Reddit's co-founder and CEO, Steve Huffman, aka u/spez, decided to address this issue and answer some questions from the community in an AMA (Ask Me Anything) session on June 9th, 2023. However, instead of offering an apology or a compromise, he doubled down on his accusations against Selig and other app developers. He said that Reddit's API change was fair and reasonable and that it only affected a small number of apps that were making inefficient or excessive requests to the API. He said that Reddit had contacted these app developers in advance and offered them help and guidance on optimizing their apps and reducing their API usage.
Huffman also singled out Selig and accused him of extortion and blackmail. He said that Selig had threatened to shut down Apollo unless Reddit paid him $20 million per year. He said that this was unacceptable and unethical behavior and that he could not see Reddit working with Selig in the future.
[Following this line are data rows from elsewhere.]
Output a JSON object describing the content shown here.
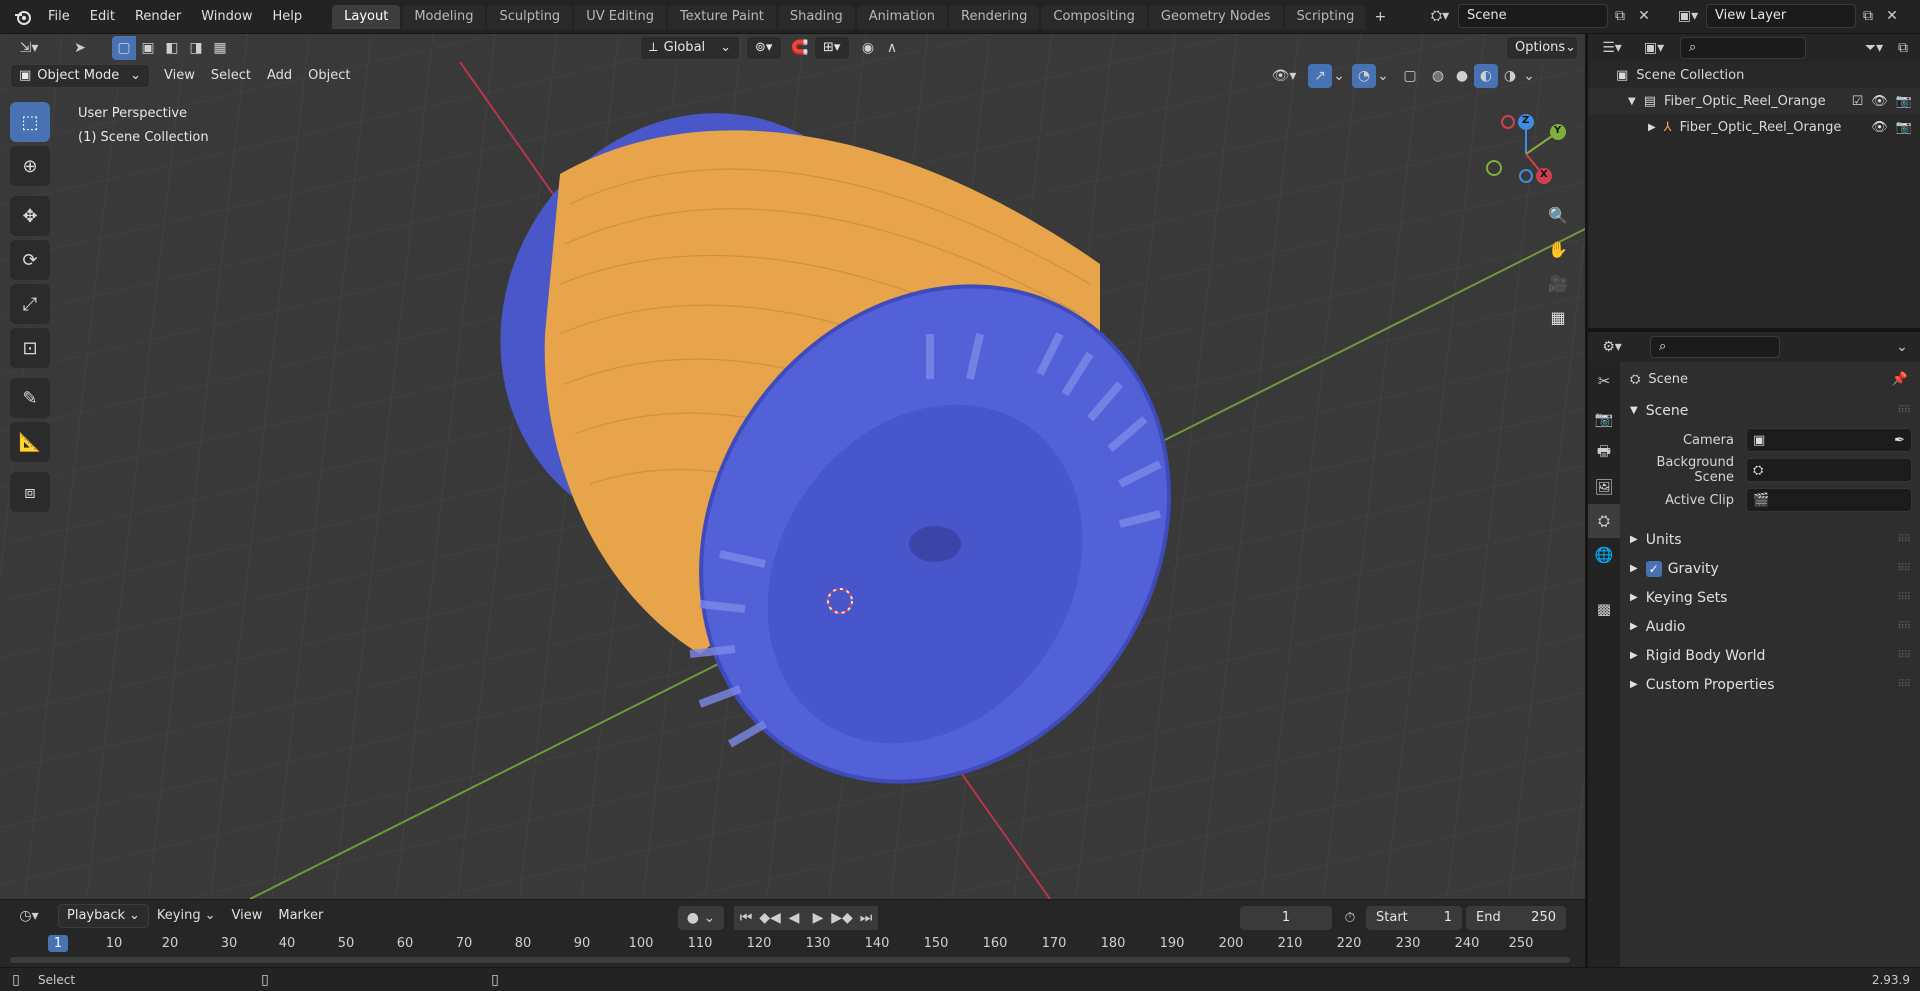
{
  "menu": {
    "items": [
      "File",
      "Edit",
      "Render",
      "Window",
      "Help"
    ]
  },
  "workspaces": [
    "Layout",
    "Modeling",
    "Sculpting",
    "UV Editing",
    "Texture Paint",
    "Shading",
    "Animation",
    "Rendering",
    "Compositing",
    "Geometry Nodes",
    "Scripting"
  ],
  "scene_selector": {
    "value": "Scene"
  },
  "view_layer_selector": {
    "value": "View Layer"
  },
  "viewport": {
    "transform_orientation": "Global",
    "options_label": "Options",
    "mode": "Object Mode",
    "header_menus": [
      "View",
      "Select",
      "Add",
      "Object"
    ],
    "overlay_text": {
      "perspective": "User Perspective",
      "collection": "(1) Scene Collection"
    },
    "gizmo_axes": {
      "z": "Z",
      "y": "Y",
      "x": "X"
    }
  },
  "outliner": {
    "root": "Scene Collection",
    "items": [
      {
        "label": "Fiber_Optic_Reel_Orange",
        "kind": "collection"
      },
      {
        "label": "Fiber_Optic_Reel_Orange",
        "kind": "object"
      }
    ]
  },
  "properties": {
    "context_title": "Scene",
    "scene_section": "Scene",
    "fields": [
      {
        "label": "Camera",
        "value": ""
      },
      {
        "label": "Background Scene",
        "value": ""
      },
      {
        "label": "Active Clip",
        "value": ""
      }
    ],
    "sections": [
      {
        "label": "Units",
        "checkbox": false
      },
      {
        "label": "Gravity",
        "checkbox": true,
        "checked": true
      },
      {
        "label": "Keying Sets",
        "checkbox": false
      },
      {
        "label": "Audio",
        "checkbox": false
      },
      {
        "label": "Rigid Body World",
        "checkbox": false
      },
      {
        "label": "Custom Properties",
        "checkbox": false
      }
    ]
  },
  "timeline": {
    "menus": [
      "Playback",
      "Keying",
      "View",
      "Marker"
    ],
    "current_frame": "1",
    "start_label": "Start",
    "start_value": "1",
    "end_label": "End",
    "end_value": "250",
    "ruler": [
      "1",
      "10",
      "20",
      "30",
      "40",
      "50",
      "60",
      "70",
      "80",
      "90",
      "100",
      "110",
      "120",
      "130",
      "140",
      "150",
      "160",
      "170",
      "180",
      "190",
      "200",
      "210",
      "220",
      "230",
      "240",
      "250"
    ]
  },
  "statusbar": {
    "left": "Select",
    "version": "2.93.9"
  },
  "colors": {
    "accent": "#4772b3",
    "reel_body": "#e8a44a",
    "reel_flange": "#4f5fd6",
    "x_axis": "#d04050",
    "y_axis": "#7fb03a",
    "z_axis": "#3d8de0"
  }
}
Huffman's AMA was met with a lot of criticism and backlash from the Reddit community. Many users accused him of being dishonest, arrogant, and disrespectful. They said that he was ignoring the facts and evidence presented by Selig and other app developers and that he was trying to discredit them and shift the blame. They also said that he was harming Reddit's reputation and alienating its users by forcing them to use the official app or the website, which many users found inferior or unsatisfactory.
What is the future outlook?
As of June 13th, 2023, there has been no resolution or change in the situation. Reddit's API change is still scheduled to take effect on July 1st, 2023, and many third-party apps are still preparing to shut down or limit their functionality by then. Selig has not received any response or offer from Reddit and has confirmed that Apollo's last day of operation will be June 30th, 2023.
The future outlook for Reddit and its community is uncertain and bleak. Many users are unhappy and frustrated with Reddit's decision and Huffman's attitude, and are considering leaving the platform or finding alternatives.
Many app developers are disappointed and discouraged by Reddit's lack of support and appreciation for their work and are losing their motivation or passion for creating apps for Reddit. Many observers are wondering if Reddit is making a strategic mistake or a fatal error by alienating its loyal and passionate users and developers.
Reddit may have some valid reasons for changing its API pricing model, but it may have also underestimated the impact and consequences of doing so. Reddit may have hoped to save some costs or improve some metrics by doing so, but it may have also lost some trust and goodwill from its community by doing so. Reddit may have tried to defend its decision or justify its actions by doing so, but it may have also damaged its reputation or credibility by doing so.